*WHAT TO DO*
Answer with a number only, giving how many lines in the data below include "name".
*** DATA FOR REVIEW Section Begins ***
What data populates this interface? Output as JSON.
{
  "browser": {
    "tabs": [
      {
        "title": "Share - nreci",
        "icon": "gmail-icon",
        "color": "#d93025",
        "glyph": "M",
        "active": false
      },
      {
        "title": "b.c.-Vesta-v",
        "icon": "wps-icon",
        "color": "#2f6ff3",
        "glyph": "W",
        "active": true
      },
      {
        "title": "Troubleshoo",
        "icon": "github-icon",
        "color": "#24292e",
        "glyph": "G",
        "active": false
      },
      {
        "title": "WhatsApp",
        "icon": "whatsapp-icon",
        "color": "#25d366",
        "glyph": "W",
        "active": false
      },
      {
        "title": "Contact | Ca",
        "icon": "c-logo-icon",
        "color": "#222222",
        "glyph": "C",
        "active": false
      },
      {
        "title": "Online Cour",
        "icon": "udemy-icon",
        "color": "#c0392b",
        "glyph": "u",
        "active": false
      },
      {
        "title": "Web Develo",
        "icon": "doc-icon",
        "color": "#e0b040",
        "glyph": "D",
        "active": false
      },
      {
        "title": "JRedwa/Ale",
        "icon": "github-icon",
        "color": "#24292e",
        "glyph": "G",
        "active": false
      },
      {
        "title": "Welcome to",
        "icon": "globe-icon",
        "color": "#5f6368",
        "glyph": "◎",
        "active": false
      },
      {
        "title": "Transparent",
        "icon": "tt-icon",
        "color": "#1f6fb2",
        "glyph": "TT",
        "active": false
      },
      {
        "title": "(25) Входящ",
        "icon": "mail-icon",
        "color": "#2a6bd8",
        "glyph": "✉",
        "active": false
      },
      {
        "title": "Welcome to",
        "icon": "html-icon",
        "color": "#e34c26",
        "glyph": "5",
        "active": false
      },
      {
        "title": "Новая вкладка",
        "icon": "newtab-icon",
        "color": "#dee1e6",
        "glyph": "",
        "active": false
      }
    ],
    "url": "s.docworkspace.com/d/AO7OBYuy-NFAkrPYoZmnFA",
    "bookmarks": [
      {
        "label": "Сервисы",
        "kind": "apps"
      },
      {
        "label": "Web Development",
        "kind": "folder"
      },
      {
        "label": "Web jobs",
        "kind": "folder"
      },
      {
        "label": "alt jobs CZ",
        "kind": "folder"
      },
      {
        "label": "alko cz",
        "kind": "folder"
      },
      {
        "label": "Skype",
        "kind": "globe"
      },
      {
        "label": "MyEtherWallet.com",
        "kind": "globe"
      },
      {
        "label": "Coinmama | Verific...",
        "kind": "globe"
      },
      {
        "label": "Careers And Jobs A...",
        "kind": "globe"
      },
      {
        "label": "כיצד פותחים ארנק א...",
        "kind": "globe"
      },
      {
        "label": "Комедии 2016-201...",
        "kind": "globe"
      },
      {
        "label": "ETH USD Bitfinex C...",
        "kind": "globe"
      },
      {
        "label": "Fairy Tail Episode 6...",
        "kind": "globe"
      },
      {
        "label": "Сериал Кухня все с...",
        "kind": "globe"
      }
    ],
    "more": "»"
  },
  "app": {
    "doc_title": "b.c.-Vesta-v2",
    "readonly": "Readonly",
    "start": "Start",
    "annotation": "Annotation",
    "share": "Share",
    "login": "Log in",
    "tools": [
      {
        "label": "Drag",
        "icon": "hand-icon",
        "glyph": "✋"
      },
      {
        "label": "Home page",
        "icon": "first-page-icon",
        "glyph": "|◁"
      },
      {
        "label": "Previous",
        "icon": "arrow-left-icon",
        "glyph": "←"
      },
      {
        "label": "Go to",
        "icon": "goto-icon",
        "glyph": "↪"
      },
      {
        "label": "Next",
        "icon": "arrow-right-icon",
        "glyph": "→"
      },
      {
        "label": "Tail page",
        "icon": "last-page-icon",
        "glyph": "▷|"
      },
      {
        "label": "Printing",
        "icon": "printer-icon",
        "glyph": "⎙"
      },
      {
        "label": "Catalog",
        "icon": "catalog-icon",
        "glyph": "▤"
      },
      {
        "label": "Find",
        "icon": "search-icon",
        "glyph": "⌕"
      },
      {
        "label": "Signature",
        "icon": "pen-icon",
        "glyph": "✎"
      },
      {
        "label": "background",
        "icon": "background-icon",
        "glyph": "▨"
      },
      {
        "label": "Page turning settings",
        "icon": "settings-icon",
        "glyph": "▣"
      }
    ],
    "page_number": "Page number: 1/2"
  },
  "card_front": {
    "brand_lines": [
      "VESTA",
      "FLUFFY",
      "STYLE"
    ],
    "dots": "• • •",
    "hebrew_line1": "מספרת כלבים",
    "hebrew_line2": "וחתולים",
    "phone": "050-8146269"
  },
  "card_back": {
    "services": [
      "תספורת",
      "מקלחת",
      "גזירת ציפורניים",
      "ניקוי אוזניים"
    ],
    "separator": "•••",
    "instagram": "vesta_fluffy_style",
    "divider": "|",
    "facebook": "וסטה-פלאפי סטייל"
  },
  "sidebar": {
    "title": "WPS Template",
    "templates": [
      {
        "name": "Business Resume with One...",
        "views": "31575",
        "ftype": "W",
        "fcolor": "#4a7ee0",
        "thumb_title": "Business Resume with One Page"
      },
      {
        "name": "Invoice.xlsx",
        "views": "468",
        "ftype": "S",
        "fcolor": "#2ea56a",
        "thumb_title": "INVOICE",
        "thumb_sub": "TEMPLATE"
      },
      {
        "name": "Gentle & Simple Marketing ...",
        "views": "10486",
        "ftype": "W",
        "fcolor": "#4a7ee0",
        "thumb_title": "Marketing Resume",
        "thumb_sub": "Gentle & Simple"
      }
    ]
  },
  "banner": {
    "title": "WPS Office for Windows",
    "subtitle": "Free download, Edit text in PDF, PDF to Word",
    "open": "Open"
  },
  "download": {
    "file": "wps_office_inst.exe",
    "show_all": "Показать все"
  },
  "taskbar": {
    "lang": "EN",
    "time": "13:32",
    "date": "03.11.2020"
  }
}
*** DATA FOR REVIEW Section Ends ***
*SOLUTION FOR THIS TASK*
3